» **EXERCISE REQUIREMENTS**: Write out the data word for word, taking care that no picture is carried over.

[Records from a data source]
——————

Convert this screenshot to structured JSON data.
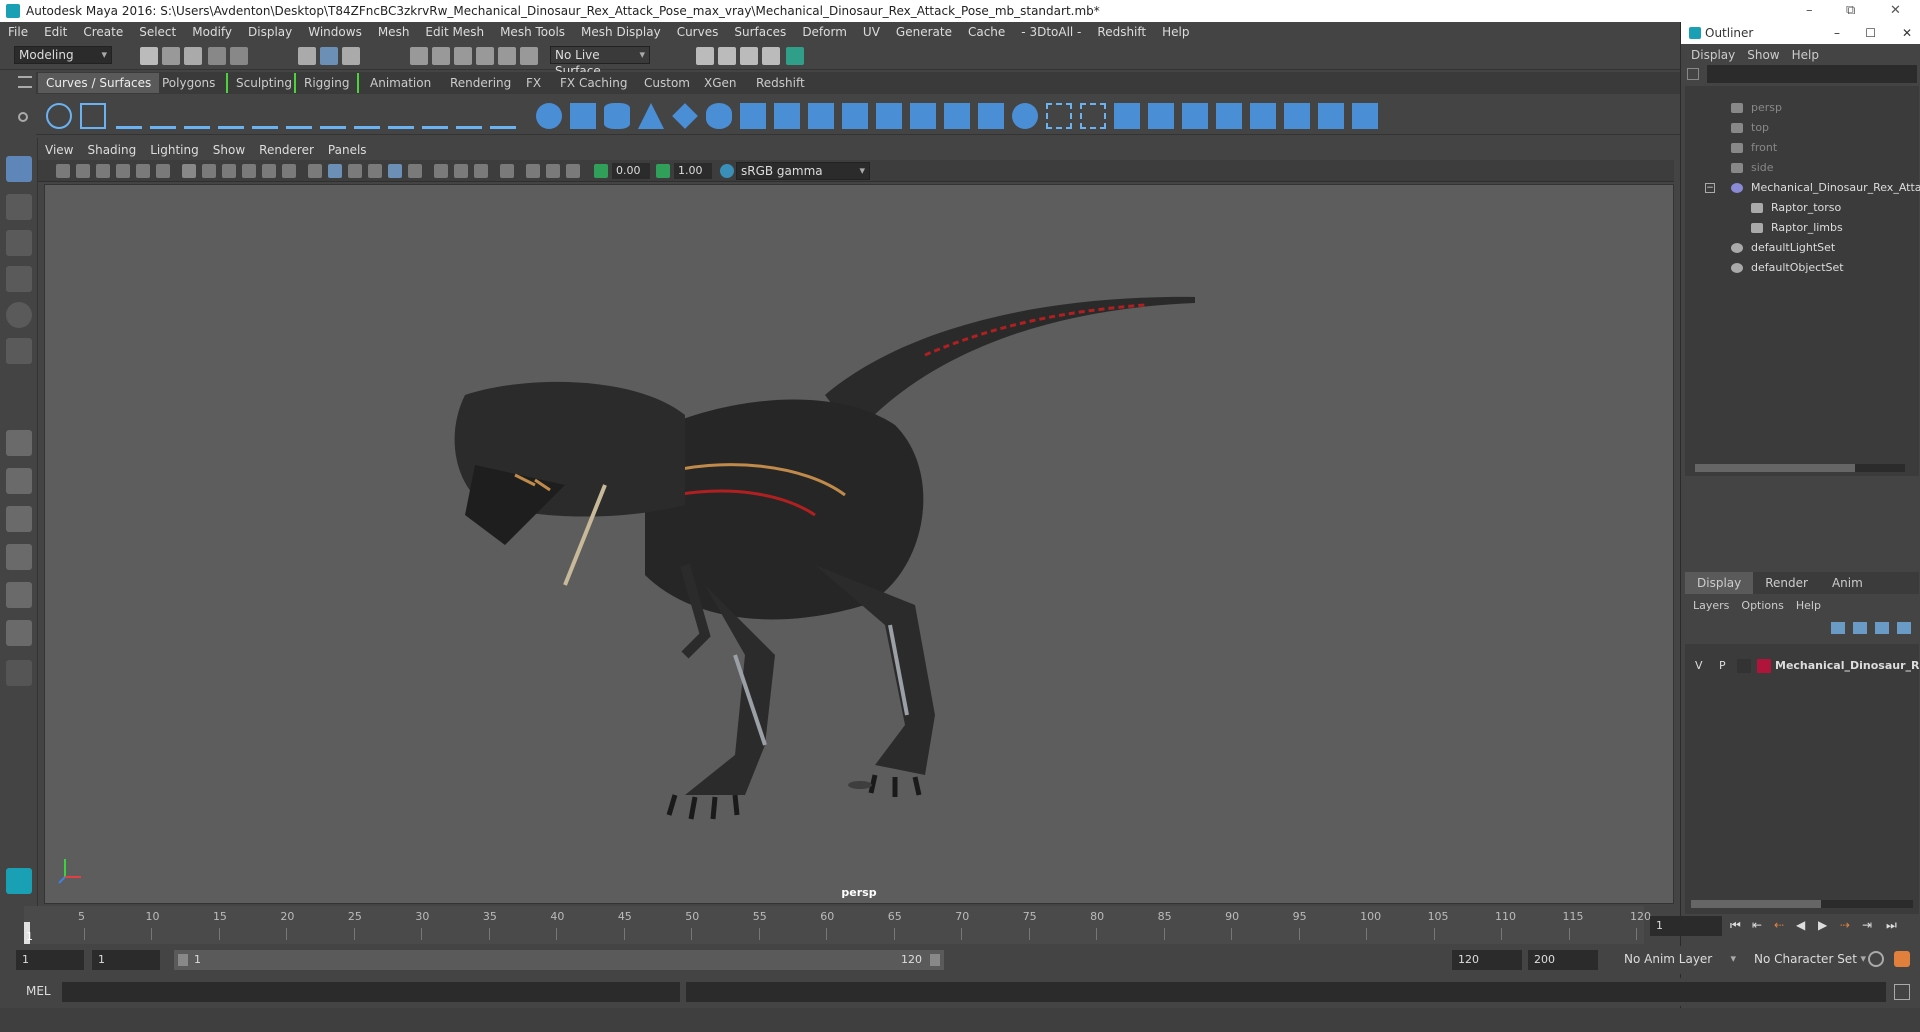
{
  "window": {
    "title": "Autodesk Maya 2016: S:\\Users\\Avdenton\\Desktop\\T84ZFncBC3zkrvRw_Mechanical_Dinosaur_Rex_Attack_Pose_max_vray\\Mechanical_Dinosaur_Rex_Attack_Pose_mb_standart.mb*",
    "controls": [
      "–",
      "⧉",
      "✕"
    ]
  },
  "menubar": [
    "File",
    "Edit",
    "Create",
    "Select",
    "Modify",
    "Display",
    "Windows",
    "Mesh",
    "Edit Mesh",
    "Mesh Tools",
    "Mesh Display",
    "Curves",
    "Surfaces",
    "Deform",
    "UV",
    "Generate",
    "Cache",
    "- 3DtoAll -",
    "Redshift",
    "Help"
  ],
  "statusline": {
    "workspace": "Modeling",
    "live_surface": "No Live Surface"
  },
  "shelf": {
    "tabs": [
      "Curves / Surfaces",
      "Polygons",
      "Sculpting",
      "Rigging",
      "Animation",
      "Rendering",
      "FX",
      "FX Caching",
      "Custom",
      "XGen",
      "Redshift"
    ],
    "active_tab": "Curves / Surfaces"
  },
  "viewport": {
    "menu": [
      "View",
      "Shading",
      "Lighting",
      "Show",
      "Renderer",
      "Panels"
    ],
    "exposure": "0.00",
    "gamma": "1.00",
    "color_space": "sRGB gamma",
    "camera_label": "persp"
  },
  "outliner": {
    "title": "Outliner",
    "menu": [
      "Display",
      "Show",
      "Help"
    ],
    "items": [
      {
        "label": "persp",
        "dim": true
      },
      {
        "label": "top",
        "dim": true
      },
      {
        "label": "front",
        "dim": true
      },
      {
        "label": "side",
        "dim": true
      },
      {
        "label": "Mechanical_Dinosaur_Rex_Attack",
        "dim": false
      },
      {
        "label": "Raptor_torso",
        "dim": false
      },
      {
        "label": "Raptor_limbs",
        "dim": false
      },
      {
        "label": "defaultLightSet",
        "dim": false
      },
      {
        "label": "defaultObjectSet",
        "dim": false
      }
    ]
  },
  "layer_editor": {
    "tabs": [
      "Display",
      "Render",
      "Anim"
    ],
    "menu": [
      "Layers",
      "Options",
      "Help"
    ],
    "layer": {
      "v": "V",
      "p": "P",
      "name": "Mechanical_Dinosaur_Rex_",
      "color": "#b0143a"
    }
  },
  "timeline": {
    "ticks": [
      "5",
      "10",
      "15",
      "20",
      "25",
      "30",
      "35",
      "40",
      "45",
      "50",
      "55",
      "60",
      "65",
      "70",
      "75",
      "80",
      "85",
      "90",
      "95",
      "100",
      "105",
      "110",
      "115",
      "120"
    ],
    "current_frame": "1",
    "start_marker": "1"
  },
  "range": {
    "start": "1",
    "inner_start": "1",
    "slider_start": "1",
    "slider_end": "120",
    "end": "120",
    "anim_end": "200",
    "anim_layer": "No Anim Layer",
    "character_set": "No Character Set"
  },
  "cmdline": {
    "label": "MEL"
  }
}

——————

» **WRITTEN RESPONSE**:
Convert this screenshot to structured JSON data.
{
  "window": {
    "title": "Autodesk Maya 2016: S:\\Users\\Avdenton\\Desktop\\T84ZFncBC3zkrvRw_Mechanical_Dinosaur_Rex_Attack_Pose_max_vray\\Mechanical_Dinosaur_Rex_Attack_Pose_mb_standart.mb*",
    "controls": [
      "–",
      "⧉",
      "✕"
    ]
  },
  "menubar": [
    "File",
    "Edit",
    "Create",
    "Select",
    "Modify",
    "Display",
    "Windows",
    "Mesh",
    "Edit Mesh",
    "Mesh Tools",
    "Mesh Display",
    "Curves",
    "Surfaces",
    "Deform",
    "UV",
    "Generate",
    "Cache",
    "- 3DtoAll -",
    "Redshift",
    "Help"
  ],
  "statusline": {
    "workspace": "Modeling",
    "live_surface": "No Live Surface"
  },
  "shelf": {
    "tabs": [
      "Curves / Surfaces",
      "Polygons",
      "Sculpting",
      "Rigging",
      "Animation",
      "Rendering",
      "FX",
      "FX Caching",
      "Custom",
      "XGen",
      "Redshift"
    ],
    "active_tab": "Curves / Surfaces"
  },
  "viewport": {
    "menu": [
      "View",
      "Shading",
      "Lighting",
      "Show",
      "Renderer",
      "Panels"
    ],
    "exposure": "0.00",
    "gamma": "1.00",
    "color_space": "sRGB gamma",
    "camera_label": "persp"
  },
  "outliner": {
    "title": "Outliner",
    "menu": [
      "Display",
      "Show",
      "Help"
    ],
    "items": [
      {
        "label": "persp",
        "dim": true
      },
      {
        "label": "top",
        "dim": true
      },
      {
        "label": "front",
        "dim": true
      },
      {
        "label": "side",
        "dim": true
      },
      {
        "label": "Mechanical_Dinosaur_Rex_Attack",
        "dim": false
      },
      {
        "label": "Raptor_torso",
        "dim": false
      },
      {
        "label": "Raptor_limbs",
        "dim": false
      },
      {
        "label": "defaultLightSet",
        "dim": false
      },
      {
        "label": "defaultObjectSet",
        "dim": false
      }
    ]
  },
  "layer_editor": {
    "tabs": [
      "Display",
      "Render",
      "Anim"
    ],
    "menu": [
      "Layers",
      "Options",
      "Help"
    ],
    "layer": {
      "v": "V",
      "p": "P",
      "name": "Mechanical_Dinosaur_Rex_",
      "color": "#b0143a"
    }
  },
  "timeline": {
    "ticks": [
      "5",
      "10",
      "15",
      "20",
      "25",
      "30",
      "35",
      "40",
      "45",
      "50",
      "55",
      "60",
      "65",
      "70",
      "75",
      "80",
      "85",
      "90",
      "95",
      "100",
      "105",
      "110",
      "115",
      "120"
    ],
    "current_frame": "1",
    "start_marker": "1"
  },
  "range": {
    "start": "1",
    "inner_start": "1",
    "slider_start": "1",
    "slider_end": "120",
    "end": "120",
    "anim_end": "200",
    "anim_layer": "No Anim Layer",
    "character_set": "No Character Set"
  },
  "cmdline": {
    "label": "MEL"
  }
}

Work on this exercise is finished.